ACTIVITY: All lines holding the word "Deactivated" should be located in the records and copied.

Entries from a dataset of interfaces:
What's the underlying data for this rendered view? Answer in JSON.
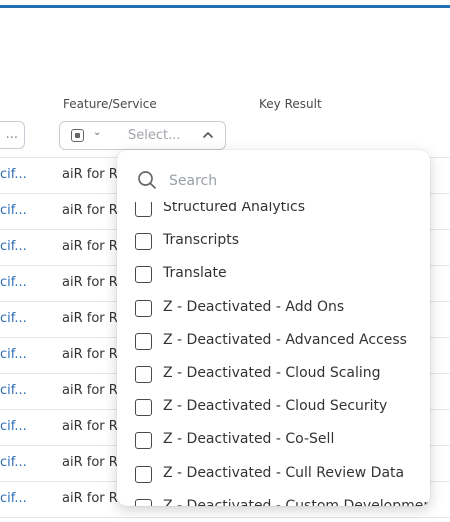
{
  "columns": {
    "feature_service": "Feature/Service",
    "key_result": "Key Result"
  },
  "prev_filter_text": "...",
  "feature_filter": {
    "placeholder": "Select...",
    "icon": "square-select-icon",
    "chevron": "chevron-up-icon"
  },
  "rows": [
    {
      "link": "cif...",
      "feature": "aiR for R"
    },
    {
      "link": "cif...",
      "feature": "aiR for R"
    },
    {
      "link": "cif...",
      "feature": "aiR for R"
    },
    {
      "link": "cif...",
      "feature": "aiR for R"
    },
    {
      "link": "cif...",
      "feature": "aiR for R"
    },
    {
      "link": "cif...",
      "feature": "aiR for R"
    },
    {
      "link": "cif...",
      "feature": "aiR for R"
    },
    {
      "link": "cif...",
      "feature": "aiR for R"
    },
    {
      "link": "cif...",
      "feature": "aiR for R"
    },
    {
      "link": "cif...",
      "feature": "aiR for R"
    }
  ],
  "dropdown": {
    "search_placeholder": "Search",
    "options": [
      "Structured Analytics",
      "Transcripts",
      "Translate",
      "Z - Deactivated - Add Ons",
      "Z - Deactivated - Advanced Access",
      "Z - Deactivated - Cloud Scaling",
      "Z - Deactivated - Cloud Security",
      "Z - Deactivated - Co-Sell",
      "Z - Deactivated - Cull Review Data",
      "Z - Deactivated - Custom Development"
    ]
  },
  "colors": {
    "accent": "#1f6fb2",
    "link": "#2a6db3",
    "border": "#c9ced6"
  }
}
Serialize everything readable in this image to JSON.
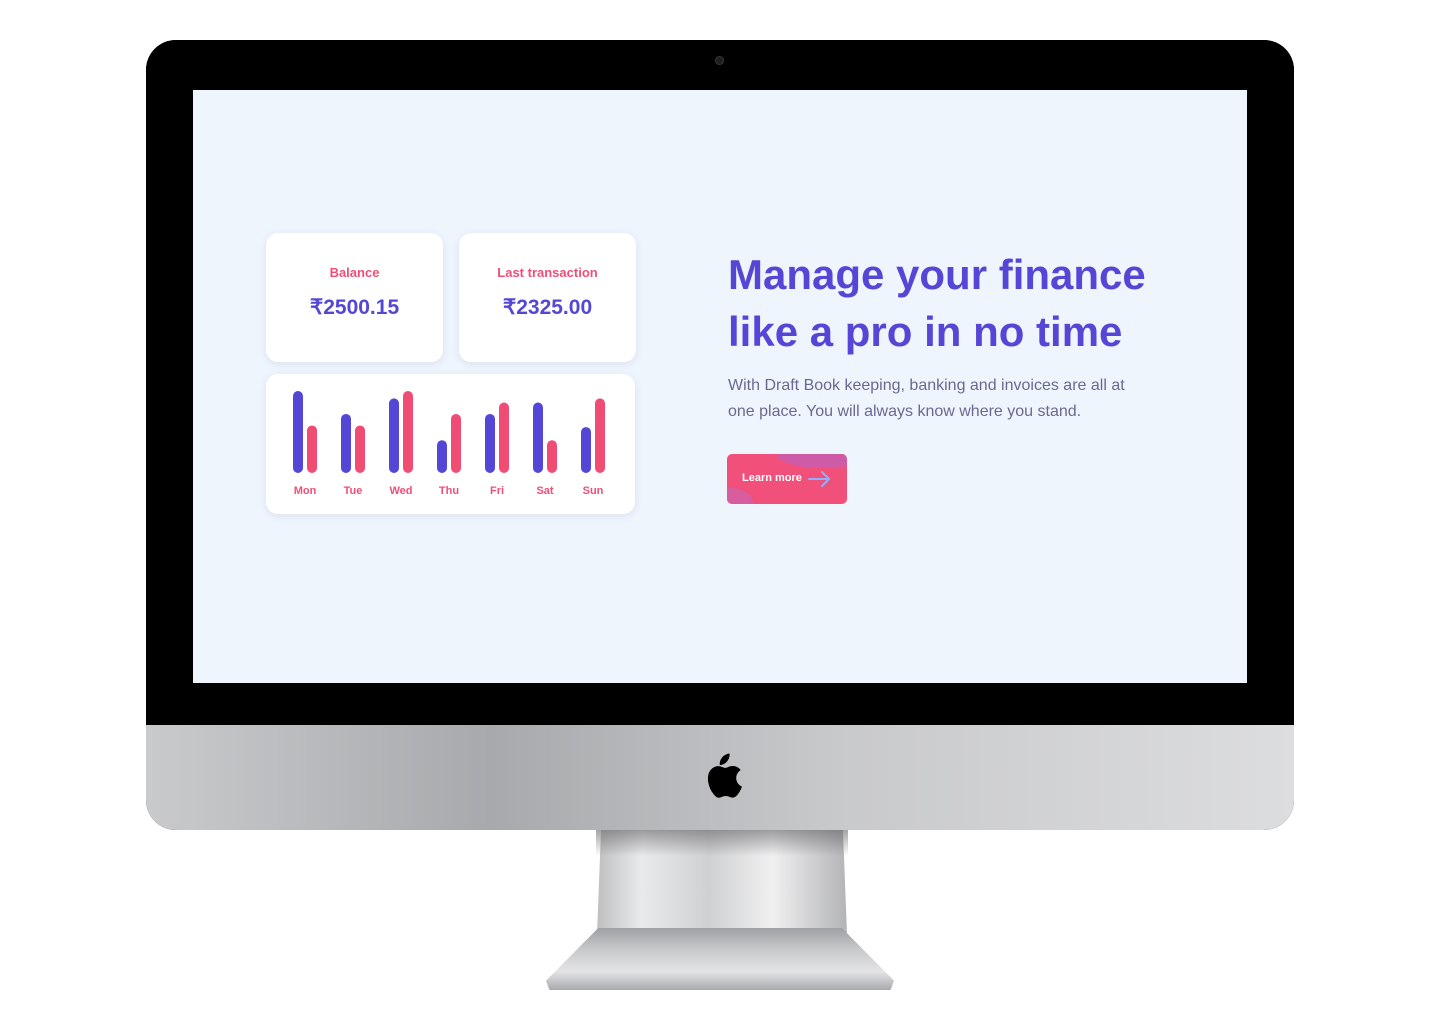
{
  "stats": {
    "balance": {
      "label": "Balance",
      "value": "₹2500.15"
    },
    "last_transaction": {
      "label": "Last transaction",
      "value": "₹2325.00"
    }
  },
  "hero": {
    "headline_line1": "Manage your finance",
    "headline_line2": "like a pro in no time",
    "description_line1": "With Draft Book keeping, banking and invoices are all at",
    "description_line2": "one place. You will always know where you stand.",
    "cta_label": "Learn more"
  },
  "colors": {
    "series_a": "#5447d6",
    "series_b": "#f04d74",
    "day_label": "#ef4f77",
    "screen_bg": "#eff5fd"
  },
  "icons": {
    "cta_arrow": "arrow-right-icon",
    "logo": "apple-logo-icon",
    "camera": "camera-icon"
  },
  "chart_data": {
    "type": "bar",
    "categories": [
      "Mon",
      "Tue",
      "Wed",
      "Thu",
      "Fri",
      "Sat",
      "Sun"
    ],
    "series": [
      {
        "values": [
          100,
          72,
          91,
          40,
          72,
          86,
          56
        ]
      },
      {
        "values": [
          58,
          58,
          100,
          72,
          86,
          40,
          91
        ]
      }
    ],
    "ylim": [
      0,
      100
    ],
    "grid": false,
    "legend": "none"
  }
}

ANSWER TO THE EXERCISE:
      "Z - Deactivated - Add Ons",
      "Z - Deactivated - Advanced Access",
      "Z - Deactivated - Cloud Scaling",
      "Z - Deactivated - Cloud Security",
      "Z - Deactivated - Co-Sell",
      "Z - Deactivated - Cull Review Data",
      "Z - Deactivated - Custom Development"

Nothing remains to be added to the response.